In honor of Black History Month, several film screenings will be held this week, exploring the range and depth of the experiences of humans of African descent. The Little Theatre (240 East Ave.) will host the first four listed here, at $5 per screening. For more information, call 258-0400, or visit thelittle.org.
Thursday, February 20, 7 p.m.: A combination of found-footage and interviews, "Let the Fire Burn" is about a longtime feud between the city of Philadelphia and controversial radical urban group MOVE, which came to a deadly climax on May 13, 1985. A free Skype Q&A session with director Jason Osder will follow the film.
Friday, February 21, 7 p.m.: In "Mother of George," Adenike and Ayodele, a Nigerian couple living in Brooklyn, is having trouble conceiving a child, which leads Adenike to make a decision that could either save or destroy her family.
Saturday, February 22, 3 p.m.: "The Throwaways" tells the story of homeless filmmaker and ex-felon Ira McKinley, documenting his struggle to bring positive changes to his community in inner-city Albany, while battling the social stigma of being formerly incarcerated.

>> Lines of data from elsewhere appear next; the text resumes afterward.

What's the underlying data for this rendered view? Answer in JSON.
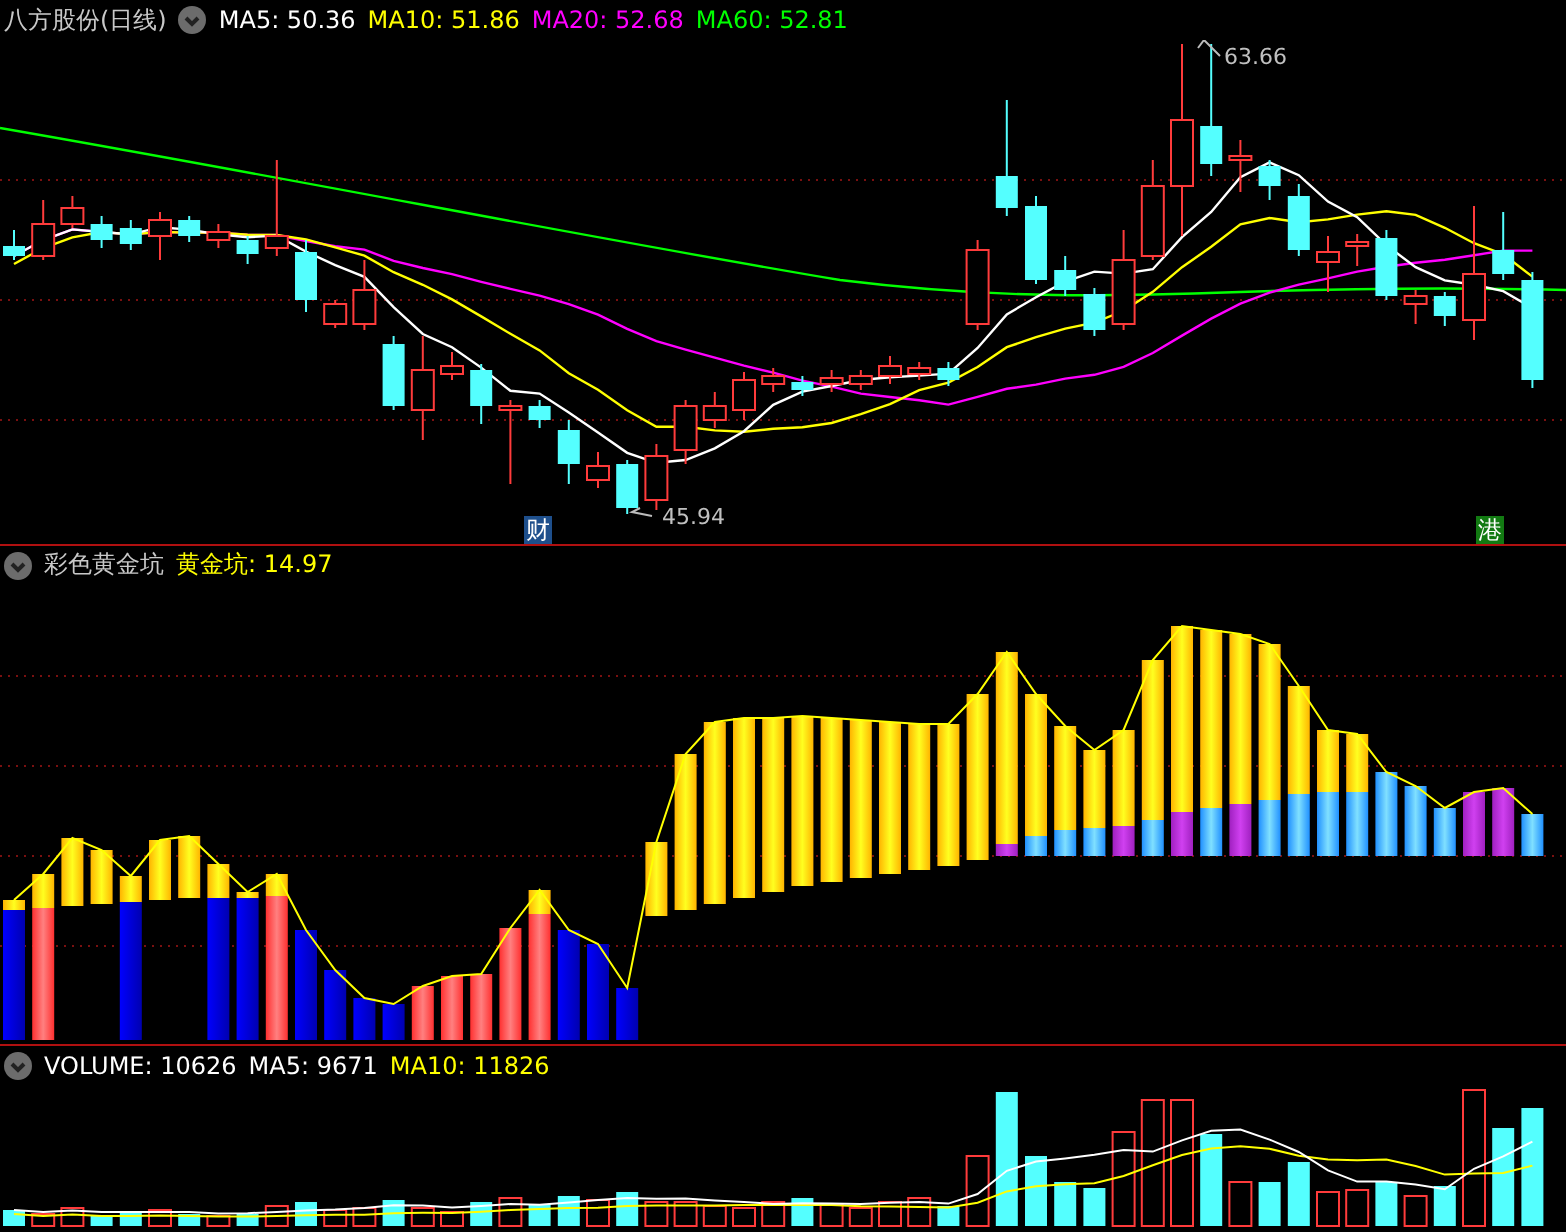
{
  "title": "八方股份(日线)",
  "main_indicators": [
    {
      "label": "MA5: 50.36",
      "color": "#ffffff"
    },
    {
      "label": "MA10: 51.86",
      "color": "#ffff00"
    },
    {
      "label": "MA20: 52.68",
      "color": "#ff00ff"
    },
    {
      "label": "MA60: 52.81",
      "color": "#00ff00"
    }
  ],
  "price_labels": {
    "high": "63.66",
    "low": "45.94"
  },
  "markers": [
    {
      "text": "财",
      "color": "#1e4f8c"
    },
    {
      "text": "港",
      "color": "#127a12"
    }
  ],
  "indicator_panel": {
    "name": "彩色黄金坑",
    "values": [
      {
        "label": "黄金坑: 14.97",
        "color": "#ffff00"
      }
    ]
  },
  "volume_panel": {
    "values": [
      {
        "label": "VOLUME: 10626",
        "color": "#ffffff"
      },
      {
        "label": "MA5: 9671",
        "color": "#ffffff"
      },
      {
        "label": "MA10: 11826",
        "color": "#ffff00"
      }
    ]
  }
}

McKinley will host a free discussion after the film.
Sunday, February 23, 7 p.m.: In "War Witch," 14-year-old Komona tells her story to her unborn child. Kidnapped by the rebel army at age 12, she was forced to carry an AK 47 and kill. Despite the horrors and daily grind of war, she falls in love with Magician, a 15-year-old boy who wants to marry her.

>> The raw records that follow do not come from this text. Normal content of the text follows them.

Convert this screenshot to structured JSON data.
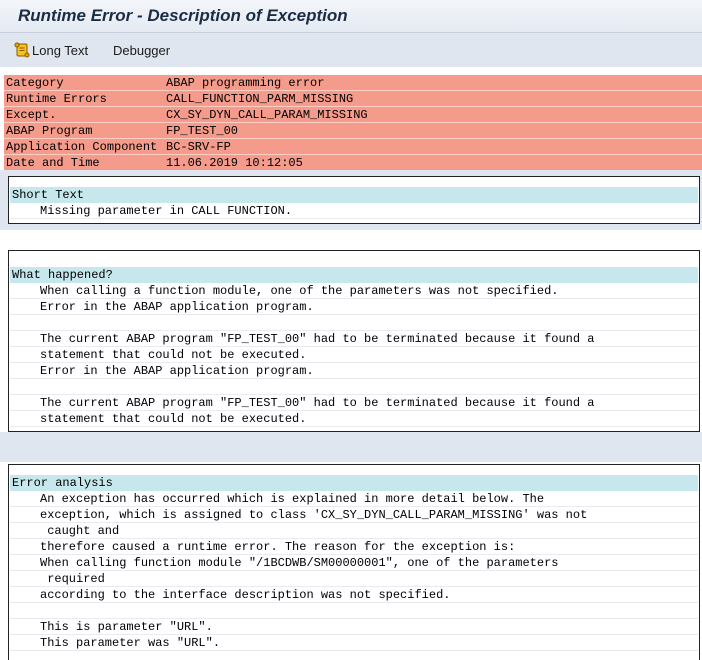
{
  "window": {
    "title": "Runtime Error - Description of Exception"
  },
  "toolbar": {
    "long_text_label": "Long Text",
    "debugger_label": "Debugger"
  },
  "summary": [
    {
      "label": "Category",
      "value": "ABAP programming error"
    },
    {
      "label": "Runtime Errors",
      "value": "CALL_FUNCTION_PARM_MISSING"
    },
    {
      "label": "Except.",
      "value": "CX_SY_DYN_CALL_PARAM_MISSING"
    },
    {
      "label": "ABAP Program",
      "value": "FP_TEST_00"
    },
    {
      "label": "Application Component",
      "value": "BC-SRV-FP"
    },
    {
      "label": "Date and Time",
      "value": "11.06.2019 10:12:05"
    }
  ],
  "short_text": {
    "title": "Short Text",
    "lines": [
      "Missing parameter in CALL FUNCTION."
    ]
  },
  "what_happened": {
    "title": "What happened?",
    "lines": [
      "When calling a function module, one of the parameters was not specified.",
      "Error in the ABAP application program.",
      "",
      "The current ABAP program \"FP_TEST_00\" had to be terminated because it found a",
      "statement that could not be executed.",
      "Error in the ABAP application program.",
      "",
      "The current ABAP program \"FP_TEST_00\" had to be terminated because it found a",
      "statement that could not be executed."
    ]
  },
  "error_analysis": {
    "title": "Error analysis",
    "lines": [
      "An exception has occurred which is explained in more detail below. The",
      "exception, which is assigned to class 'CX_SY_DYN_CALL_PARAM_MISSING' was not",
      " caught and",
      "therefore caused a runtime error. The reason for the exception is:",
      "When calling function module \"/1BCDWB/SM00000001\", one of the parameters",
      " required",
      "according to the interface description was not specified.",
      "",
      "This is parameter \"URL\".",
      "This parameter was \"URL\"."
    ]
  },
  "colors": {
    "summary_bg": "#f49b8b",
    "panel_title_bg": "#c6e8ec",
    "frame_bg": "#dfe6ef"
  }
}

In 1963, 32 girls in Americus, Georgia, ranging in age from 10 to 16, were imprisoned in an old Civil War Bunker in Leesburg, following their arrest at a civil-rights protest. The girls were held for 42 days without their families knowing where they were, or if they were even alive. Learn the rest of the story on Sunday, February 23, when First Baptist Church of Rochester (175 Allens Creek Road) hosts a 6:30 p.m. screening of "LuLu and the Girls of Americus," a film by Travis Lewis.

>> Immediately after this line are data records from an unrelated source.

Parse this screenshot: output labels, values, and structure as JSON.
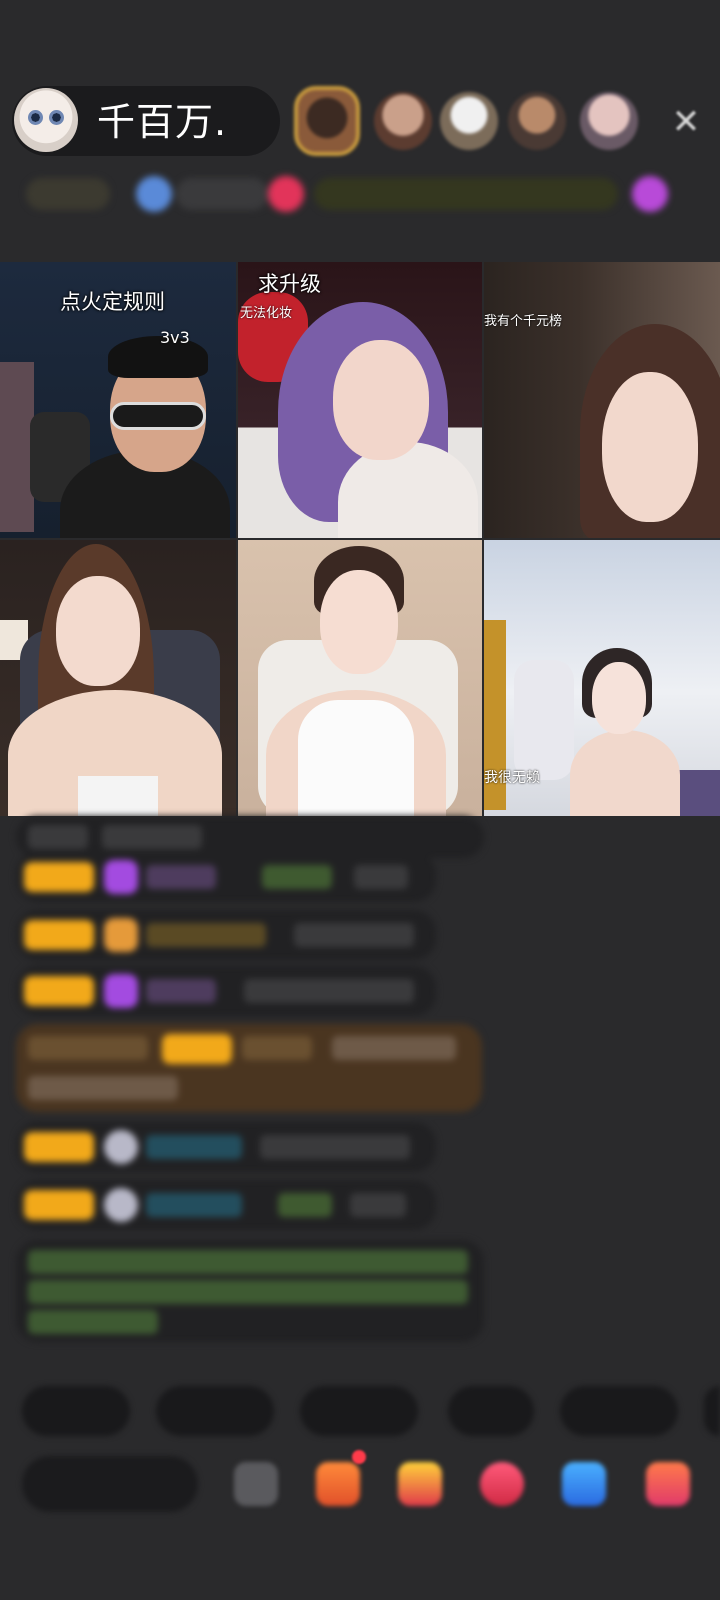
{
  "header": {
    "host_name": "千百万.",
    "close_icon": "close-icon"
  },
  "grid": {
    "tiles": [
      {
        "label": "点火定规则",
        "sub_label": "3v3"
      },
      {
        "label": "求升级",
        "sub_label": "无法化妆"
      },
      {
        "label": "",
        "sub_label": "我有个千元榜"
      },
      {
        "label": "",
        "sub_label": ""
      },
      {
        "label": "",
        "sub_label": ""
      },
      {
        "label": "",
        "sub_label": "我很无赖"
      }
    ]
  },
  "colors": {
    "background": "#2a2a2c",
    "badge_gold": "#f2a91a",
    "gem_purple": "#a34be0",
    "name_green": "#8ac24a",
    "name_teal": "#2aa6c8",
    "notice_bg": "#4a3520",
    "notice_text": "#7ec86a"
  }
}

Following the screening, LuLu Westbrook-Griffin will tell her personal story, sing some Student Nonviolent Coordinating Committee (SSNC, pronounced "snick") civil-rights protest songs that the girls had learned, and answer questions. There will be popcorn and refreshments served and the evening is free and open to the public. For more information, call 244-2468.